It seems that deleted emails have been a problem for a lot of folks this year. In the town of Goshen, Indiana, residents of a particular neighborhood say the Indiana Department of Environmental Management (IDEM) is hiding details in an asbestos cover up by blacking out portions of emails that may indicate that state government knew about the problem.
Television station WTHR 13’s investigative crew has uncovered what they refer to as a “disturbing trend towards government secrecy in Indiana.” This case involves huge piles of asbestos-containing debris – some seven-thousand tons in all – being left out in the open, exposed to high winds, and scattering toxic dust all over homes, schools, and businesses in the area.
The U.S. Environmental Protection Agency (EPA) says all of this happened under the watch of IDEM and blames the fiasco on them. They also claim that a 20-year management employee with IDEM missed the problem all together.
The question is, however, did he really “miss it” or did he ignore it?
Investigators for WTHR claim they have evidence of the latter, contained in 28 emails that IDEM turned over to the state as part of a subpoena in regards to the asbestos debacle.
However, these emails were redacted. In some cases; names were blacked out as were certain words within the emails. IDEM, however, claims they did nothing wrong, citing “deliberative-process privilege”, which would allow them to take such actions. They won’t provide the complete emails.
Now, the homeowners in the neighborhood in question are taking the state to court, alleging that IDEM’s negligence exposed thousands to asbestos, including students at a very busy, crowded high school where outdoor activity is the norm.
The attorney for the neighbors claims that the deliberative-process privilege does not extend to state agencies and is only applicable to federal agencies.
Attorney Bill Groth, who’s not part of the asbestos case, thinks the state is “retreating from the notion of transparency.”

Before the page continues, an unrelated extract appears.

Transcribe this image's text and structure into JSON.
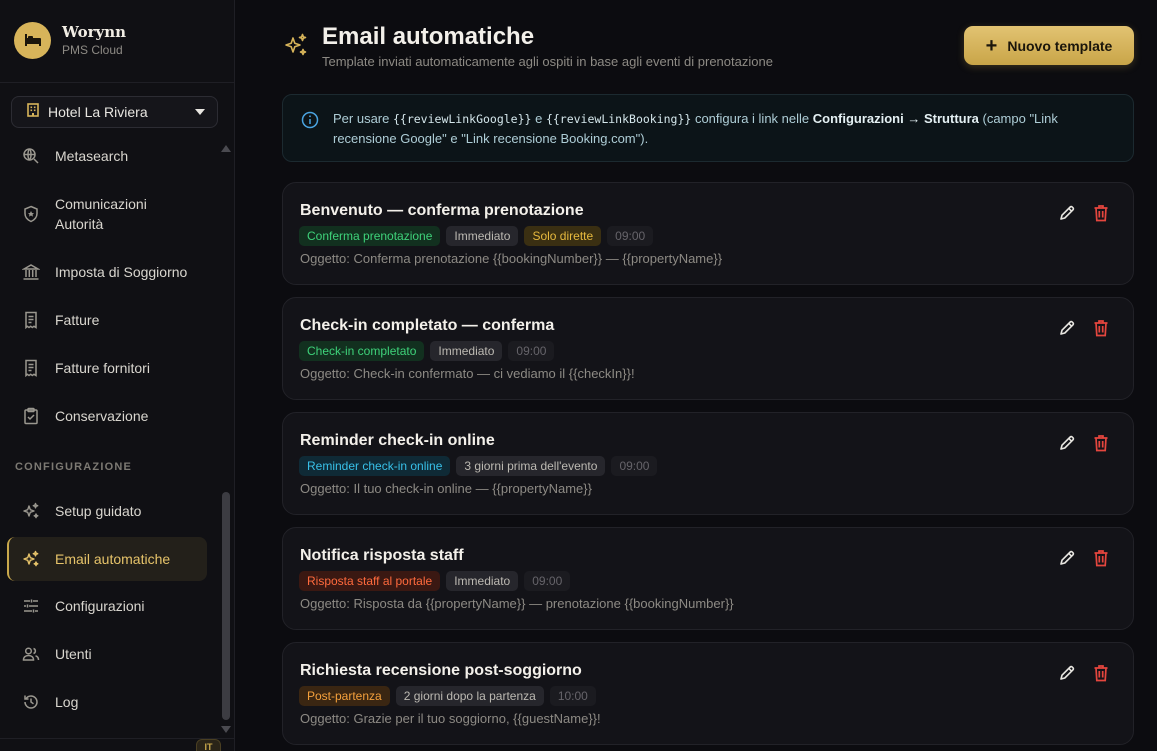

He should know. He’s been trying to force Vice President-Elect and current Indiana governor, Mike Pence, to turn over some emails he’s requested…in their un-redacted state. He has yet to succeed.
In the meantime, residents of Goshen continue to worry about their health. They’re asking a federal judge to force IDEM officials to “come clean” in regards to the massive piles at the old Johnson Controls site.
Johnson Controls makes batteries and other automotive parts as well as parts for HVAC equipment. The use of asbestos-containing products at the site in question was abundant in years past.
Furthermore, homeowners are asking why an ex-convict, who spent 18 years in prison for asbestos infractions, was charged with the task of tearing down the building without first removing the toxic materials.
Also, an IDEM inspector on the case issued two reports that claimed “no asbestos violations” yet emails he wrote indicated otherwise. It’s difficult to ascertain how he missed 7,000 tons of it, literally sitting there in front of him.
Cover-ups aren’t anything new in the war against asbestos. Company executives have been doing that for decades. As far back as the 1920s, company doctors were warning management that asbestos use was dangerous, yet those in commanding positions continued its use in the hopes of saving money.
Unsuspecting workers were never warned that they may eventually die a horrible death as a result of asbestos-caused cancer.
Seems some things never change.